▶ [What this task involves]
Your reply should be one number, which is how many lines in the listing below contain "test".

▶ [Records for this task]
+ + + +

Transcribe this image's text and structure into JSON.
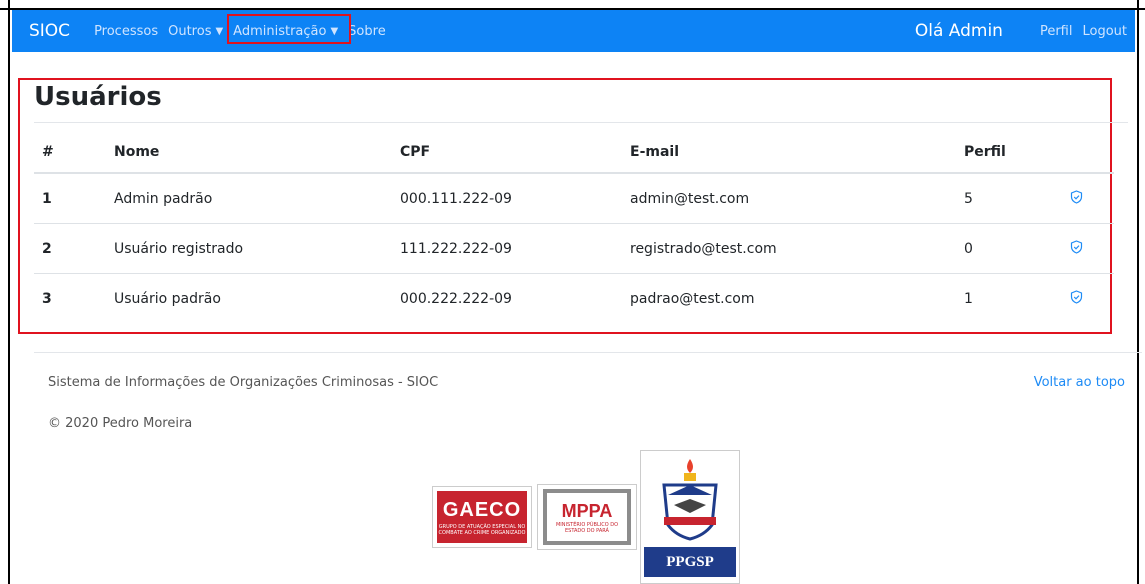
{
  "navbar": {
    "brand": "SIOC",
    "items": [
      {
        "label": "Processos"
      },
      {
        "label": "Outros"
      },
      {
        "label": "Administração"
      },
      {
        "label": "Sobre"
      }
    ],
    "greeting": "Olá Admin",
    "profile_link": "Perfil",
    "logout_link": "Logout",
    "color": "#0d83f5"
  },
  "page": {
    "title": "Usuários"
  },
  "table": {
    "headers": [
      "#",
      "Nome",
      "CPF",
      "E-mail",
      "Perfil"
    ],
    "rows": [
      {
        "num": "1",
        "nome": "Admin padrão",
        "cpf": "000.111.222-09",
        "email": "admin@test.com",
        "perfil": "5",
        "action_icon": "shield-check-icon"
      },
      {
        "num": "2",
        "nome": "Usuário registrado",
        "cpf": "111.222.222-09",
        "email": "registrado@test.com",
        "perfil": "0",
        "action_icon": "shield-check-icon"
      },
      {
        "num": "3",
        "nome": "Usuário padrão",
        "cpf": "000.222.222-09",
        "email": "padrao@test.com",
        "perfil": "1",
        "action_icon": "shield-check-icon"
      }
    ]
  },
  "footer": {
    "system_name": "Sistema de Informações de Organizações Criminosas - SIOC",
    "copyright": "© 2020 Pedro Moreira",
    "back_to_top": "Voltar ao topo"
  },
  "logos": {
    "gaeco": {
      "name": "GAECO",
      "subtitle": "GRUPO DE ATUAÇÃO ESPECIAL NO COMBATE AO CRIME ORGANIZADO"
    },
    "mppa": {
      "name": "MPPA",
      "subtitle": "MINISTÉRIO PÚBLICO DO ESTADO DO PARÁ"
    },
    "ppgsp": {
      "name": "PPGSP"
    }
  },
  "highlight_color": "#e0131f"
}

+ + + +

▶ [Answer space]
3